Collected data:
== Segment start ==
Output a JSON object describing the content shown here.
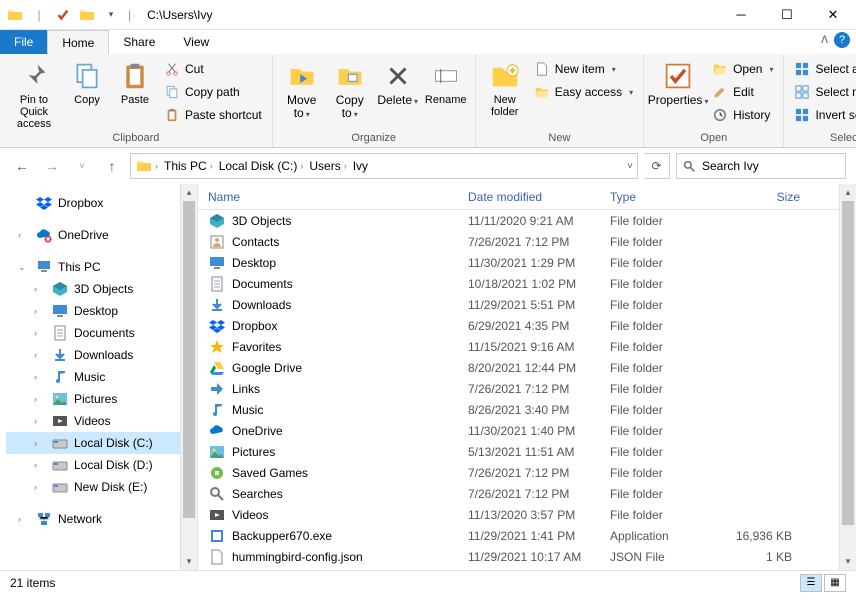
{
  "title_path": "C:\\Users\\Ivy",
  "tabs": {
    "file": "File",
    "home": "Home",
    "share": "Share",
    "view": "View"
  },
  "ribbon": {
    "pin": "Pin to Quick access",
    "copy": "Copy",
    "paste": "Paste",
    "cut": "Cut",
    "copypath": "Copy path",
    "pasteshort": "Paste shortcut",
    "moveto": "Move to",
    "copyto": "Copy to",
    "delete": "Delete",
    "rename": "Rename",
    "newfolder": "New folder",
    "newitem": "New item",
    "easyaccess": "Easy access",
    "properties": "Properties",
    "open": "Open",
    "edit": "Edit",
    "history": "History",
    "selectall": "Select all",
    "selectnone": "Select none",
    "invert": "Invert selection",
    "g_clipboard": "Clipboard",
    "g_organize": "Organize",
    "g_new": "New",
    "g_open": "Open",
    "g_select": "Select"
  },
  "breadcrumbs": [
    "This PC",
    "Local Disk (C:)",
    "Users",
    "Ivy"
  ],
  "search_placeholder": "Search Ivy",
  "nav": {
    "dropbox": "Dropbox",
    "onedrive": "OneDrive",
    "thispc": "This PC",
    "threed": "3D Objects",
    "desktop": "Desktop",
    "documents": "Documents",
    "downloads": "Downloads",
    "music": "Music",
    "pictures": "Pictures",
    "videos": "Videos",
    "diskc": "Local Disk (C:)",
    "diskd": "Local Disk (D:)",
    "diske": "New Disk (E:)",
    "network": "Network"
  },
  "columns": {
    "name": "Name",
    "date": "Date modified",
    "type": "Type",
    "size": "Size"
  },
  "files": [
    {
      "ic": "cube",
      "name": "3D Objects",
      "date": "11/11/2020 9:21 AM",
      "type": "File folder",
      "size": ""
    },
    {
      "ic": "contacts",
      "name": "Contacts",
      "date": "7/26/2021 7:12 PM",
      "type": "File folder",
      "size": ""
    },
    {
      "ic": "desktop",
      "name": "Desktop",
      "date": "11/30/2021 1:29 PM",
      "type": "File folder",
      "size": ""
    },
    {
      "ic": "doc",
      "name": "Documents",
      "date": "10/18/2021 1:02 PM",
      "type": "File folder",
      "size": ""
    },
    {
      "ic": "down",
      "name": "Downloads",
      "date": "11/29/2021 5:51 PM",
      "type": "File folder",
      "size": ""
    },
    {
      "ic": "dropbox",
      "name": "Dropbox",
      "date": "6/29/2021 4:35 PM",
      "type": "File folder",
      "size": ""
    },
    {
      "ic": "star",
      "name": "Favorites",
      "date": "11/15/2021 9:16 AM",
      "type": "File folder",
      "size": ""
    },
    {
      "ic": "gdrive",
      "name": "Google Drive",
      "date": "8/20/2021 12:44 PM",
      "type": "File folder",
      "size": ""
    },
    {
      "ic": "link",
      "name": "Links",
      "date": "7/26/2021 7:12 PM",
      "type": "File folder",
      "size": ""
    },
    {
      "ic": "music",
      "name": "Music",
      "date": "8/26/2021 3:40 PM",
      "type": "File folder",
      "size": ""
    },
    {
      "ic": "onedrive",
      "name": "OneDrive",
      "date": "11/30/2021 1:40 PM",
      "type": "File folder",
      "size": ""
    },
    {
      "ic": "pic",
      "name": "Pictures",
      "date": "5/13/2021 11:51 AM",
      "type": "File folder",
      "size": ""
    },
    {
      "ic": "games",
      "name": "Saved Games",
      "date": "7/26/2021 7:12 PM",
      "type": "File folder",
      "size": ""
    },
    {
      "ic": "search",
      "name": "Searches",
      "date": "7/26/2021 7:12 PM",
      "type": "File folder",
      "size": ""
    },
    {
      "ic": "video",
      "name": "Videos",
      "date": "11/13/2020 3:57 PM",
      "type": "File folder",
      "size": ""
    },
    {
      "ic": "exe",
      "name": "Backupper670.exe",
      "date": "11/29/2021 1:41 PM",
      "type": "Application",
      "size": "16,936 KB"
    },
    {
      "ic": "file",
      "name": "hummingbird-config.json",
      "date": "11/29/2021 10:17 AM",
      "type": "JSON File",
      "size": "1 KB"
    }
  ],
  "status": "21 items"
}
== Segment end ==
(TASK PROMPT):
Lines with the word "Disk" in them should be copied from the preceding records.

(YOUR RESPONSE):
    "Local Disk (C:)",
    "diskc": "Local Disk (C:)",
    "diskd": "Local Disk (D:)",
    "diske": "New Disk (E:)",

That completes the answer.